“It changes the look of the landscape,” said Tom Murphy, director of the Penn State Marcellus Center for Outreach and Research.
Compared to a gas well pad that’s on 5 acres, a solar array could take up hundreds of acres, he said. Some people view them as eyesores.
Romich said there are also concerns from other farmers or landowners about solar developments impacting land values and the affordability of land.
“There are some areas where fairly good ground is being considered,” he said. “Others in the community are looking at it and saying, ‘well, if you take that out of commission, then that drives up land values elsewhere.’”
Possibilities and problems
Historically, solar arrays have taken agricultural land out of production.
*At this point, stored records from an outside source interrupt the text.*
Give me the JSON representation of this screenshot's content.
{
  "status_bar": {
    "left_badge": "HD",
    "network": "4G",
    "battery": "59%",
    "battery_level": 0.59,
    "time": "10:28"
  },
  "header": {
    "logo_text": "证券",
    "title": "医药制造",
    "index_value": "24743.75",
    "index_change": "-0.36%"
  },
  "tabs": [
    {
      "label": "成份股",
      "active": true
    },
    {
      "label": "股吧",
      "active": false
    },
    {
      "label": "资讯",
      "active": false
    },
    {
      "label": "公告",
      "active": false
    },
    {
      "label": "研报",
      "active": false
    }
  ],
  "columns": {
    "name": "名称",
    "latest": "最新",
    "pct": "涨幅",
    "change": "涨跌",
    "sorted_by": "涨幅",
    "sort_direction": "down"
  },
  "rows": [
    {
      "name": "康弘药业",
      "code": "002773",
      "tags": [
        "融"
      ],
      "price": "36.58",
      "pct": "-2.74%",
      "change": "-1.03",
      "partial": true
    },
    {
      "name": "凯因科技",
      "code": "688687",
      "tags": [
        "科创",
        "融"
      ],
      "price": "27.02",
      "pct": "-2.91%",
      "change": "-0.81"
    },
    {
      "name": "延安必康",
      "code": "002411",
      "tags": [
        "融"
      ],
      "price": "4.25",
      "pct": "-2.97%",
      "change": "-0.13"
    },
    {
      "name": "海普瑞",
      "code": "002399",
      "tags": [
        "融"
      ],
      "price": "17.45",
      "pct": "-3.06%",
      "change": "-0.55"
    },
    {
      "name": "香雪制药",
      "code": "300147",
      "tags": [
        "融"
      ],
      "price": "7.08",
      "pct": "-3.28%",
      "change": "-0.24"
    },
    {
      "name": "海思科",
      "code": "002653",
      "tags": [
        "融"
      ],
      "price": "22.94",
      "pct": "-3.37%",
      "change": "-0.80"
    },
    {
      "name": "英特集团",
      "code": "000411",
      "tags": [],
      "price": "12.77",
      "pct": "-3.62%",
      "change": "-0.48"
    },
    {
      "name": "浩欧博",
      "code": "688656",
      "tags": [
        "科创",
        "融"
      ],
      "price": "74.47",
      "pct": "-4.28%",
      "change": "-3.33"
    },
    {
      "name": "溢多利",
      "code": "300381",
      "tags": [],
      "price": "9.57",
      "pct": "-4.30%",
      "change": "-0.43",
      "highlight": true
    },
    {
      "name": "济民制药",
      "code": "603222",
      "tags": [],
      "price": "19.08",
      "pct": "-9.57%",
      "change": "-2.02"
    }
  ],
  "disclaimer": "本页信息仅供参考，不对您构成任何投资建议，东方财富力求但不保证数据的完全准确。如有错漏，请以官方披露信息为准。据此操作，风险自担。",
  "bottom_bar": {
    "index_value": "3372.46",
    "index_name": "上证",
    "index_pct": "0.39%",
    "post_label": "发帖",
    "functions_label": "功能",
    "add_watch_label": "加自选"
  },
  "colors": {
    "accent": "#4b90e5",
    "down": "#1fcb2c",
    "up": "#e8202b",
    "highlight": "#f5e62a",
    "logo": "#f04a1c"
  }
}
But people are finding ways to work in concert with solar developments, said Sharon Pillar, executive director for the Pennsylvania Solar Center, a nonprofit that helps businesses and groups get access to solar. It’s called agrivoltaics.
Murphy said he’s seen or heard of this done in a variety of ways. Mostly common is solar grazing. That means planting a grass-legume mix under the panels and grazing sheep there through the grazing season.
Murphy said he’s heard of people growing vegetables under panels or grapevines. There could also be scenarios where hay is produced under panels.
Solar arrays can be fixed-tilt, meaning they stay in one position, or tracker, meaning they move on an axis to track the sun as it moves across the sky. There are more opportunities for agrivolatics with tracker panels. They could be moved as needed to allow for farm equipment to go around the panels.
With solar power also comes jobs. Most people think of solar installers, but there are many people before and after them, Pillar said.
With more solar development, there will also need to be electricians, sales people, geotechnical engineers, environmental scientists, land agents, solar panel cleaning companies, attorneys and solar component manufacturing companies.
“We’re talking tens of thousands of jobs,” Pillar said.
A study by Ohio University, released on Aug. 28, pointed to this. The analysis found that if Ohio added 2.5 gigawatts of power, which is roughly equal to the proposals before the Ohio Power Siting Board right now, it would create 18,039 jobs. These would be one-time construction phase jobs, but there would also be 207 annual operations and maintenance jobs supported over the life of the systems.
This would also mean $3.2 billion in economic impact during the construction phase, and a $54 million impact over the life of the systems, the Ohio University study found.
Time will tell if solar can deliver on all of its promises. Murphy and Romich said they’ve noticed that landowners and people in rural communities are understandably wary of solar leases and development companies.
The shale gas and horizontal drilling boom is still fresh in people’s minds, but energy leases are something many landowners in Ohio and Pennsylvania are used to. Vertical gas and oil wells and mining operations dot the landscape of the two states.
It’s not black and white or good vs. evil, in comparing solar power to fossil fuels though.
“I think there’s probably bad actors in every bunch. There are definitely things farmers and landowners want to protect themselves against,” Pillar said. “I think we’re seeing a lot of good actors trying to do this in a mindful way and working with communities and landowners.”